‘It kind of clicks:’ Text4Hope program helps with depression, anxiety during pandemic

Participants receive one text message every morning for three months

Hockey hall-of-fame legend Wayne Gretzky, right, watches the casket of his father, Walter Gretzky, as it is carried from the church during a funeral service in Brantford, Ont., Saturday, March 6, 2021. HE CANADIAN PRESS/Nathan Denette
Walter Gretzky remembered as a man with a ‘heart of gold’ at funeral

The famous hockey father died Thursday at age 82 after battling Parkinson’s disease

Supporters rally outside court as Pastor James Coates of GraceLife Church is in court to appeal bail conditions, after he was arrested for holding day services in violation of COVID-19 rules, in Edmonton, Alta., on Thursday March 4, 2021. THE CANADIAN PRESS/Jason Franson
‘Law remains valid:’ Pastor accused of violating health orders to remain in jail
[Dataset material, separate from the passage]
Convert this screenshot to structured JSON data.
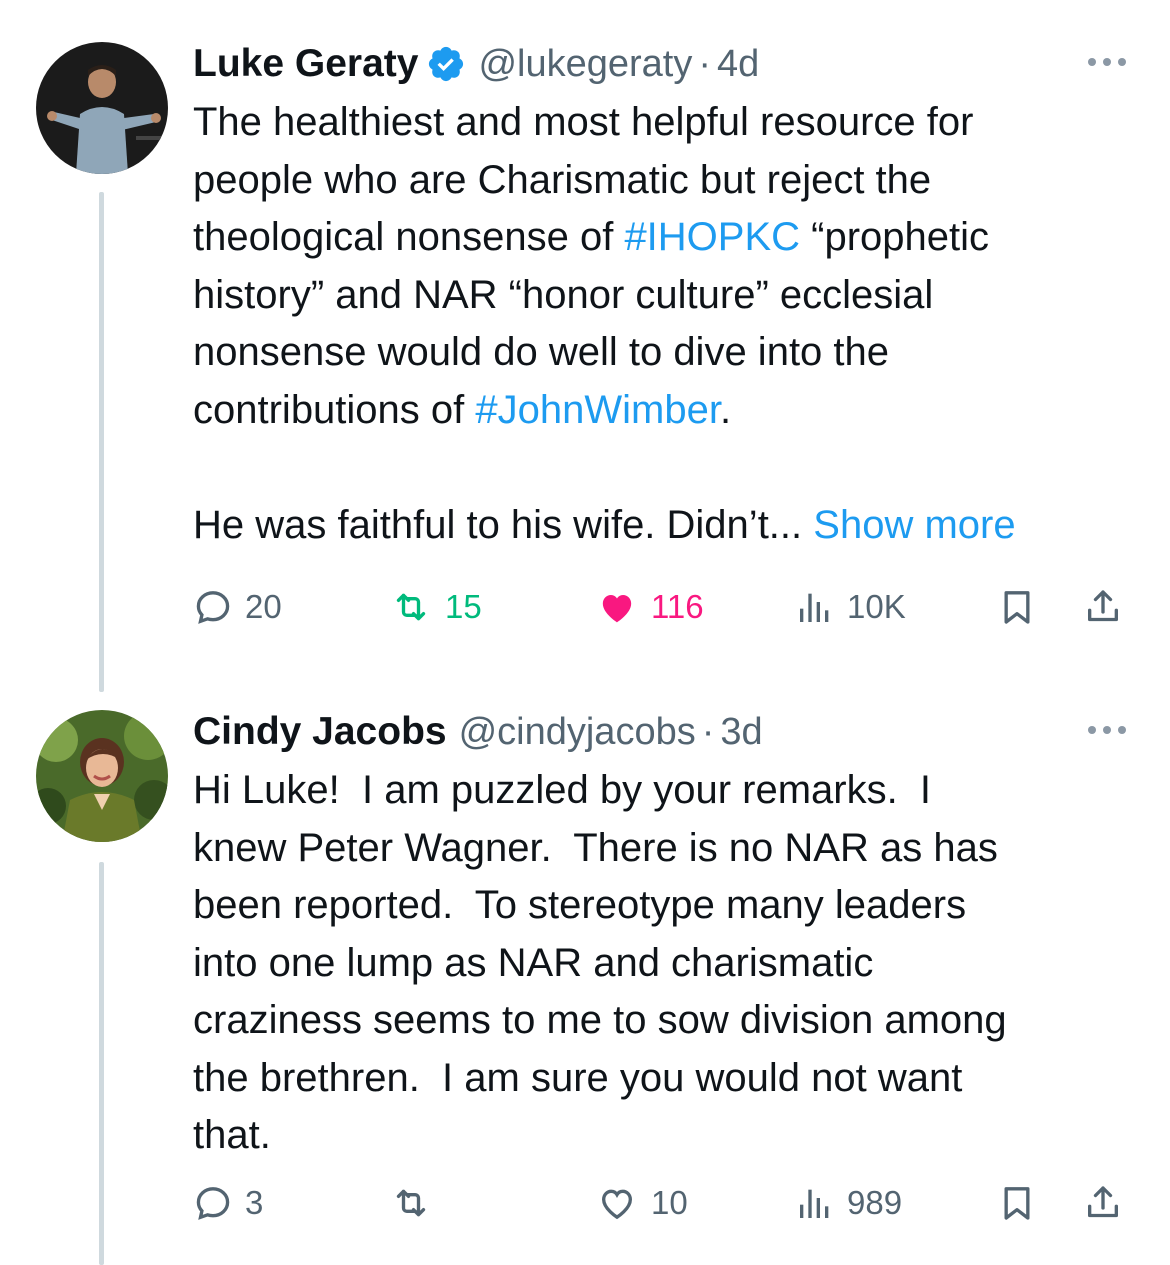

The Justice Centre for Constitutional Freedoms is representing the pastor

A decommissioned pumpjack is shown at a well head on an oil and gas installation near Cremona, Alta., Saturday, Oct. 29, 2016. The Alberta Energy Regulator says it is suspending all of the licences held by an oil and gas producer with more than 2,200 wells and 2,100 pipelines after it failed to bring its operations into compliance. THE CANADIAN PRESS/Jeff McIntosh
Alberta Energy Regulator suspends licences of oil and gas producer that owes $67M

The company is being asked to comply with past orders to clean up historic spills and contamination

Most Read